GOAL OF THE EXERCISE: What is needed is a word-for-word copy of the listing below, without pictures.

PROVIDED ENTRIES:
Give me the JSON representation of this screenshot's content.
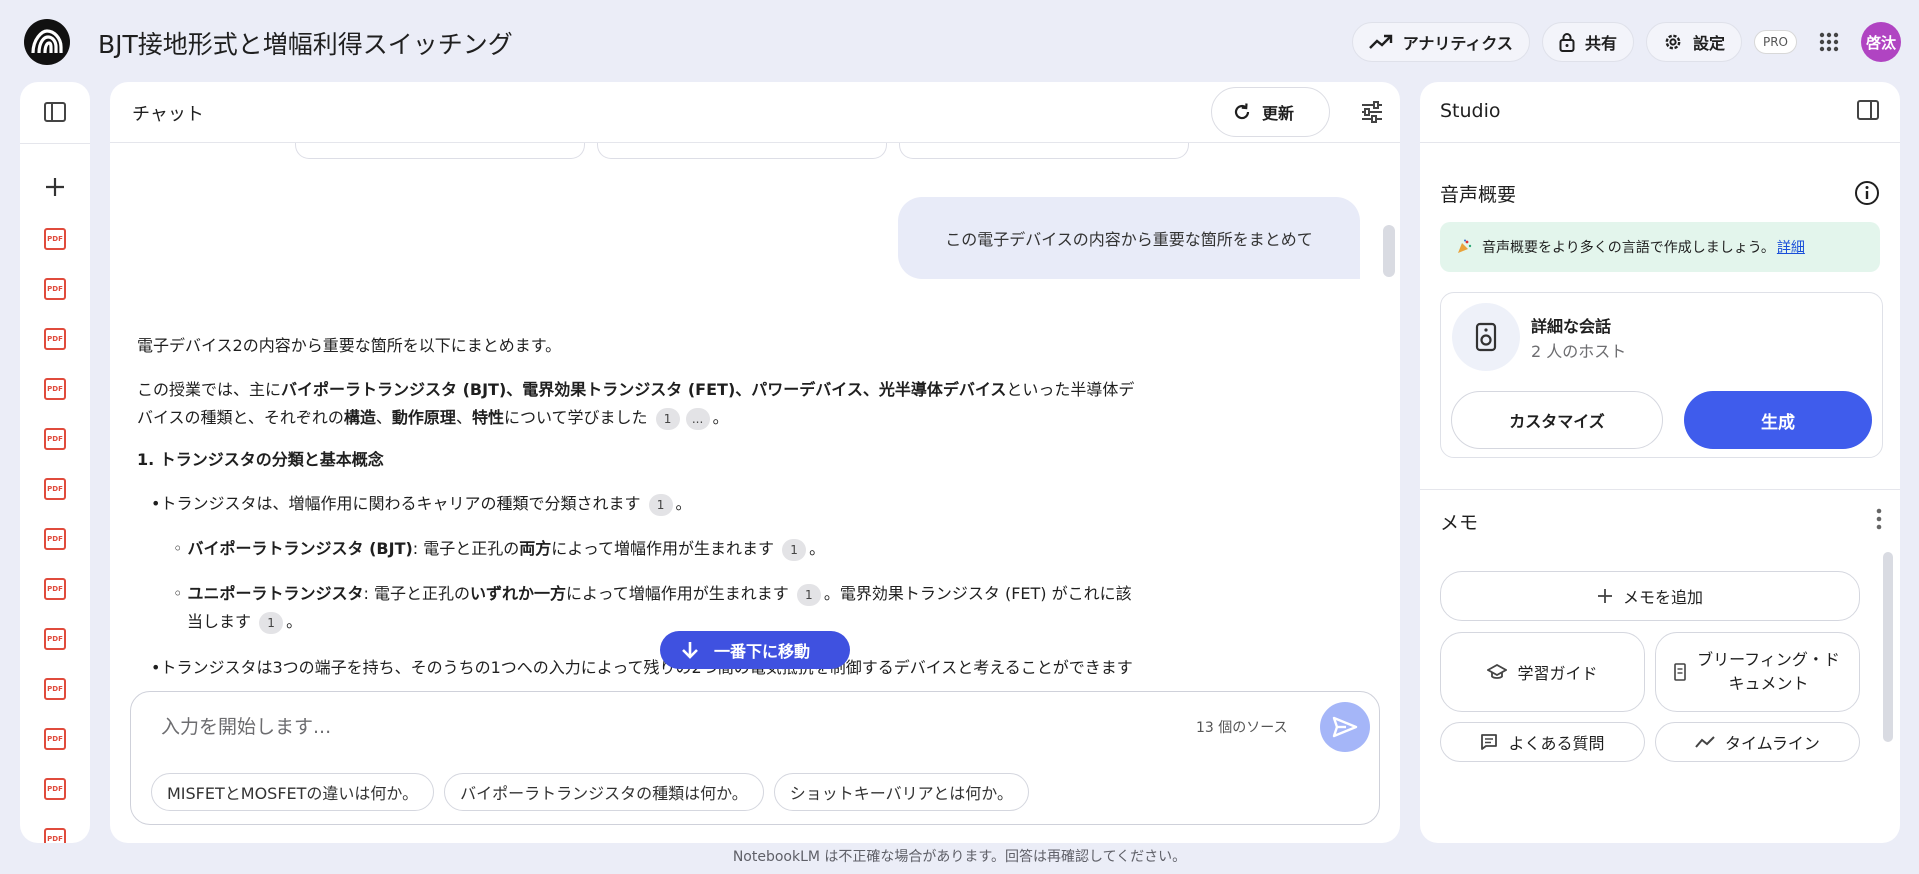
{
  "header": {
    "title": "BJT接地形式と増幅利得スイッチング",
    "analytics_label": "アナリティクス",
    "share_label": "共有",
    "settings_label": "設定",
    "pro_label": "PRO",
    "avatar_initials": "啓汰"
  },
  "chat": {
    "title": "チャット",
    "refresh_label": "更新",
    "user_message": "この電子デバイスの内容から重要な箇所をまとめて",
    "answer": {
      "intro": "電子デバイス2の内容から重要な箇所を以下にまとめます。",
      "p1_a": "この授業では、主に",
      "p1_b1": "バイポーラトランジスタ (BJT)",
      "p1_sep1": "、",
      "p1_b2": "電界効果トランジスタ (FET)",
      "p1_sep2": "、",
      "p1_b3": "パワーデバイス",
      "p1_sep3": "、",
      "p1_b4": "光半導体デバイス",
      "p1_c": "といった半導体デ",
      "p1_d": "バイスの種類と、それぞれの",
      "p1_b5": "構造",
      "p1_sep4": "、",
      "p1_b6": "動作原理",
      "p1_sep5": "、",
      "p1_b7": "特性",
      "p1_e": "について学びました",
      "cite_1": "1",
      "cite_more": "...",
      "end_dot": "。",
      "h1": "1. トランジスタの分類と基本概念",
      "bullet1": "トランジスタは、増幅作用に関わるキャリアの種類で分類されます",
      "sub1_b": "バイポーラトランジスタ (BJT)",
      "sub1_a": ": 電子と正孔の",
      "sub1_b2": "両方",
      "sub1_c": "によって増幅作用が生まれます",
      "sub2_b": "ユニポーラトランジスタ",
      "sub2_a": ": 電子と正孔の",
      "sub2_b2": "いずれか一方",
      "sub2_c": "によって増幅作用が生まれます",
      "sub2_d": "。電界効果トランジスタ (FET) がこれに該",
      "sub2_e": "当します",
      "bullet2": "トランジスタは3つの端子を持ち、そのうちの1つへの入力によって残りの2つ間の電気抵抗を制御するデバイスと考えることができます"
    },
    "scroll_down_label": "一番下に移動",
    "input": {
      "placeholder": "入力を開始します...",
      "source_count": "13 個のソース"
    },
    "suggestions": [
      "MISFETとMOSFETの違いは何か。",
      "バイポーラトランジスタの種類は何か。",
      "ショットキーバリアとは何か。"
    ],
    "disclaimer": "NotebookLM は不正確な場合があります。回答は再確認してください。"
  },
  "left_rail": {
    "pdf_label": "PDF",
    "pdf_count": 13
  },
  "studio": {
    "title": "Studio",
    "audio_section_title": "音声概要",
    "banner_text": "音声概要をより多くの言語で作成しましょう。",
    "banner_link": "詳細",
    "conversation_title": "詳細な会話",
    "conversation_subtitle": "2 人のホスト",
    "customize_label": "カスタマイズ",
    "generate_label": "生成",
    "memo_section_title": "メモ",
    "add_memo_label": "メモを追加",
    "study_guide_label": "学習ガイド",
    "briefing_label": "ブリーフィング・ドキュメント",
    "faq_label": "よくある質問",
    "timeline_label": "タイムライン"
  },
  "colors": {
    "accent": "#3f5cec",
    "pdf_red": "#e04b3c",
    "avatar": "#b044c2"
  }
}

ANSWER TO THE PROBLEM:
Give me the JSON representation of this screenshot's content.
{
  "header": {
    "title": "BJT接地形式と増幅利得スイッチング",
    "analytics_label": "アナリティクス",
    "share_label": "共有",
    "settings_label": "設定",
    "pro_label": "PRO",
    "avatar_initials": "啓汰"
  },
  "chat": {
    "title": "チャット",
    "refresh_label": "更新",
    "user_message": "この電子デバイスの内容から重要な箇所をまとめて",
    "answer": {
      "intro": "電子デバイス2の内容から重要な箇所を以下にまとめます。",
      "p1_a": "この授業では、主に",
      "p1_b1": "バイポーラトランジスタ (BJT)",
      "p1_sep1": "、",
      "p1_b2": "電界効果トランジスタ (FET)",
      "p1_sep2": "、",
      "p1_b3": "パワーデバイス",
      "p1_sep3": "、",
      "p1_b4": "光半導体デバイス",
      "p1_c": "といった半導体デ",
      "p1_d": "バイスの種類と、それぞれの",
      "p1_b5": "構造",
      "p1_sep4": "、",
      "p1_b6": "動作原理",
      "p1_sep5": "、",
      "p1_b7": "特性",
      "p1_e": "について学びました",
      "cite_1": "1",
      "cite_more": "...",
      "end_dot": "。",
      "h1": "1. トランジスタの分類と基本概念",
      "bullet1": "トランジスタは、増幅作用に関わるキャリアの種類で分類されます",
      "sub1_b": "バイポーラトランジスタ (BJT)",
      "sub1_a": ": 電子と正孔の",
      "sub1_b2": "両方",
      "sub1_c": "によって増幅作用が生まれます",
      "sub2_b": "ユニポーラトランジスタ",
      "sub2_a": ": 電子と正孔の",
      "sub2_b2": "いずれか一方",
      "sub2_c": "によって増幅作用が生まれます",
      "sub2_d": "。電界効果トランジスタ (FET) がこれに該",
      "sub2_e": "当します",
      "bullet2": "トランジスタは3つの端子を持ち、そのうちの1つへの入力によって残りの2つ間の電気抵抗を制御するデバイスと考えることができます"
    },
    "scroll_down_label": "一番下に移動",
    "input": {
      "placeholder": "入力を開始します...",
      "source_count": "13 個のソース"
    },
    "suggestions": [
      "MISFETとMOSFETの違いは何か。",
      "バイポーラトランジスタの種類は何か。",
      "ショットキーバリアとは何か。"
    ],
    "disclaimer": "NotebookLM は不正確な場合があります。回答は再確認してください。"
  },
  "left_rail": {
    "pdf_label": "PDF",
    "pdf_count": 13
  },
  "studio": {
    "title": "Studio",
    "audio_section_title": "音声概要",
    "banner_text": "音声概要をより多くの言語で作成しましょう。",
    "banner_link": "詳細",
    "conversation_title": "詳細な会話",
    "conversation_subtitle": "2 人のホスト",
    "customize_label": "カスタマイズ",
    "generate_label": "生成",
    "memo_section_title": "メモ",
    "add_memo_label": "メモを追加",
    "study_guide_label": "学習ガイド",
    "briefing_label": "ブリーフィング・ドキュメント",
    "faq_label": "よくある質問",
    "timeline_label": "タイムライン"
  },
  "colors": {
    "accent": "#3f5cec",
    "pdf_red": "#e04b3c",
    "avatar": "#b044c2"
  }
}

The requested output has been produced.